Scan the lines below for the string "salary" and copy every one that has it.
(SUPPLIED MATERIAL)
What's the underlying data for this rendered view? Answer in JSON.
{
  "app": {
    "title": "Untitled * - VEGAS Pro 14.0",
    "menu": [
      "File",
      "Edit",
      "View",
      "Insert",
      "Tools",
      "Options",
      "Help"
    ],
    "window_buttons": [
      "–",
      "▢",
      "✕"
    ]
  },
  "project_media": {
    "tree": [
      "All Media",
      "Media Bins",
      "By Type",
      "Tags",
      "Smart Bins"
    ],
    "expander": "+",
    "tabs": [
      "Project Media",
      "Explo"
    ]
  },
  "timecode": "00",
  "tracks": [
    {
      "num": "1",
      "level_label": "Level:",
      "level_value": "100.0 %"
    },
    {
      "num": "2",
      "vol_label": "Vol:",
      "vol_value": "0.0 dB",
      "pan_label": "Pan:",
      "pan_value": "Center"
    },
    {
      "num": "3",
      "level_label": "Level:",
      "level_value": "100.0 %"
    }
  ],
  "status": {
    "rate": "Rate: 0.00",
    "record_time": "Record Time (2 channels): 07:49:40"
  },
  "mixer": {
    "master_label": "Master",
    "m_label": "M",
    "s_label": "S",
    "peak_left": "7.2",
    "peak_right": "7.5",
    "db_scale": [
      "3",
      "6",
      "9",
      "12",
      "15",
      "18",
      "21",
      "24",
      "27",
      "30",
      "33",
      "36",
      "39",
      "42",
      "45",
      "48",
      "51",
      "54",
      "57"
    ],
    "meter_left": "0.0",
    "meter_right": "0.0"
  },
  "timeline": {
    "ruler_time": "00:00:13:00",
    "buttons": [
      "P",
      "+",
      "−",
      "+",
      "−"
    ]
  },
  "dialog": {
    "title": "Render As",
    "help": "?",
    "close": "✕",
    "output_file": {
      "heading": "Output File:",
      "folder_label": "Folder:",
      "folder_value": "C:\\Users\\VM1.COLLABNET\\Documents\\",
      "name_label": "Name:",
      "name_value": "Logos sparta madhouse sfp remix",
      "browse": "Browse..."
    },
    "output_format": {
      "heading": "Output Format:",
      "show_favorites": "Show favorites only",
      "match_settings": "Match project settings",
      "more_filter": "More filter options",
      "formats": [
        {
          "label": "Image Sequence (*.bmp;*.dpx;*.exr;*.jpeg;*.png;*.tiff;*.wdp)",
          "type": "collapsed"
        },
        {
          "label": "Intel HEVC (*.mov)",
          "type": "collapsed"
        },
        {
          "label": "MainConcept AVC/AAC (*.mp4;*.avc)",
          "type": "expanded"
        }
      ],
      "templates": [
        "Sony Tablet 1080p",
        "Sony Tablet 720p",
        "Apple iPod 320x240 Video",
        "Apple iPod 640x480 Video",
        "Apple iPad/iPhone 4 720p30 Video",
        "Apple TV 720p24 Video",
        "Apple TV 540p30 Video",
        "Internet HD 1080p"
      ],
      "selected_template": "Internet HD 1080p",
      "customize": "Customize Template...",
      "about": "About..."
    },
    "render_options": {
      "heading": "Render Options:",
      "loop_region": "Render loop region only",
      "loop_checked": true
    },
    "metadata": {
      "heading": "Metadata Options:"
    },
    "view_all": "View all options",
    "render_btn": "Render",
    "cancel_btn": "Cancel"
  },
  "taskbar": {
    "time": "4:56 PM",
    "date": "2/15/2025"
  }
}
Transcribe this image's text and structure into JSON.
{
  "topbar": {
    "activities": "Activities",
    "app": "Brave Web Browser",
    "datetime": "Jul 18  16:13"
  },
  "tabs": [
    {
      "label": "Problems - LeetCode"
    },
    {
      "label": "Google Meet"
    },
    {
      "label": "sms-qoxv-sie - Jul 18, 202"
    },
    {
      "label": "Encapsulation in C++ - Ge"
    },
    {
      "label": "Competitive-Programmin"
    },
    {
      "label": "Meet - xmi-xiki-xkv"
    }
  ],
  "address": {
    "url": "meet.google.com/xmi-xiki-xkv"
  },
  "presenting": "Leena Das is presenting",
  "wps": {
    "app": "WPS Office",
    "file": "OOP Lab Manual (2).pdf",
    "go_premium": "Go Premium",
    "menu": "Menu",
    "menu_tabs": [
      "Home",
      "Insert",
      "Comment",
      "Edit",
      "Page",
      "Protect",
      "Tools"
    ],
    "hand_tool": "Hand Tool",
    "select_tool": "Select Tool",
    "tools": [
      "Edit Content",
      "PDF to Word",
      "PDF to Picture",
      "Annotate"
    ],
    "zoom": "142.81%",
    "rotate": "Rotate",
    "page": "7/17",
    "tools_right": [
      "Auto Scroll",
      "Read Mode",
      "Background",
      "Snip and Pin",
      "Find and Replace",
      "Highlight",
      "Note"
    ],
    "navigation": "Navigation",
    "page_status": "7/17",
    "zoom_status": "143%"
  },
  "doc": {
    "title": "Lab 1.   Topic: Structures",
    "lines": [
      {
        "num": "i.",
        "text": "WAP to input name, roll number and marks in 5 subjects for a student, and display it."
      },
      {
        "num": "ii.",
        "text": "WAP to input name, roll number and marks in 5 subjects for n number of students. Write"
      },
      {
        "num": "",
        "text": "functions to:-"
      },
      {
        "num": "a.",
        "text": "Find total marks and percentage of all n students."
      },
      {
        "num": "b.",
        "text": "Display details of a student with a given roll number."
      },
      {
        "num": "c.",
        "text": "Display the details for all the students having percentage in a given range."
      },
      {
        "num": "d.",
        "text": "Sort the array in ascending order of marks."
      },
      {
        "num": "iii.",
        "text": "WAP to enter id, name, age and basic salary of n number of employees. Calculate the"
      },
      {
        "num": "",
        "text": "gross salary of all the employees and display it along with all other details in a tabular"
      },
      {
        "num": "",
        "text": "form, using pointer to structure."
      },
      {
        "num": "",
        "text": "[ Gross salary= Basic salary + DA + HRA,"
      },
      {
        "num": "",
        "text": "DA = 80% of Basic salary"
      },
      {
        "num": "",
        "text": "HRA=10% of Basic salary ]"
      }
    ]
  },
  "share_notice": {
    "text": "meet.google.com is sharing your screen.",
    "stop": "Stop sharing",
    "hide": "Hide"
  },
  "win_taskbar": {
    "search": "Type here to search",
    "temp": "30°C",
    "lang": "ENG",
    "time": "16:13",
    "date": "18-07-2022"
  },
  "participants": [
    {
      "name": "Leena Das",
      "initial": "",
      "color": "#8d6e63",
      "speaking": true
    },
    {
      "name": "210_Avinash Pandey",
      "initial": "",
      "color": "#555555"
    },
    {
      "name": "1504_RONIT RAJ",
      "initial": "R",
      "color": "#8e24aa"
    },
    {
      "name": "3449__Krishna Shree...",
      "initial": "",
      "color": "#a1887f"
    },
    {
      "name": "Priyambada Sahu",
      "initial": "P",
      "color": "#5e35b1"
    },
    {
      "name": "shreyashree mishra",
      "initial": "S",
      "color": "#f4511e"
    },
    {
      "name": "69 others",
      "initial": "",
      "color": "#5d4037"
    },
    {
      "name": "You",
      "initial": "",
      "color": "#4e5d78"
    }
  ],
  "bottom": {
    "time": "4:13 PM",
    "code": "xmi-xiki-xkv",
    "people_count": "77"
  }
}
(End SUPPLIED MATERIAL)
• [ANSWER BOX]:
        "text": "WAP to enter id, name, age and basic salary of n number of employees. Calculate the"
        "text": "gross salary of all the employees and display it along with all other details in a tabular"
        "text": "[ Gross salary= Basic salary + DA + HRA,"
        "text": "DA = 80% of Basic salary"
        "text": "HRA=10% of Basic salary ]"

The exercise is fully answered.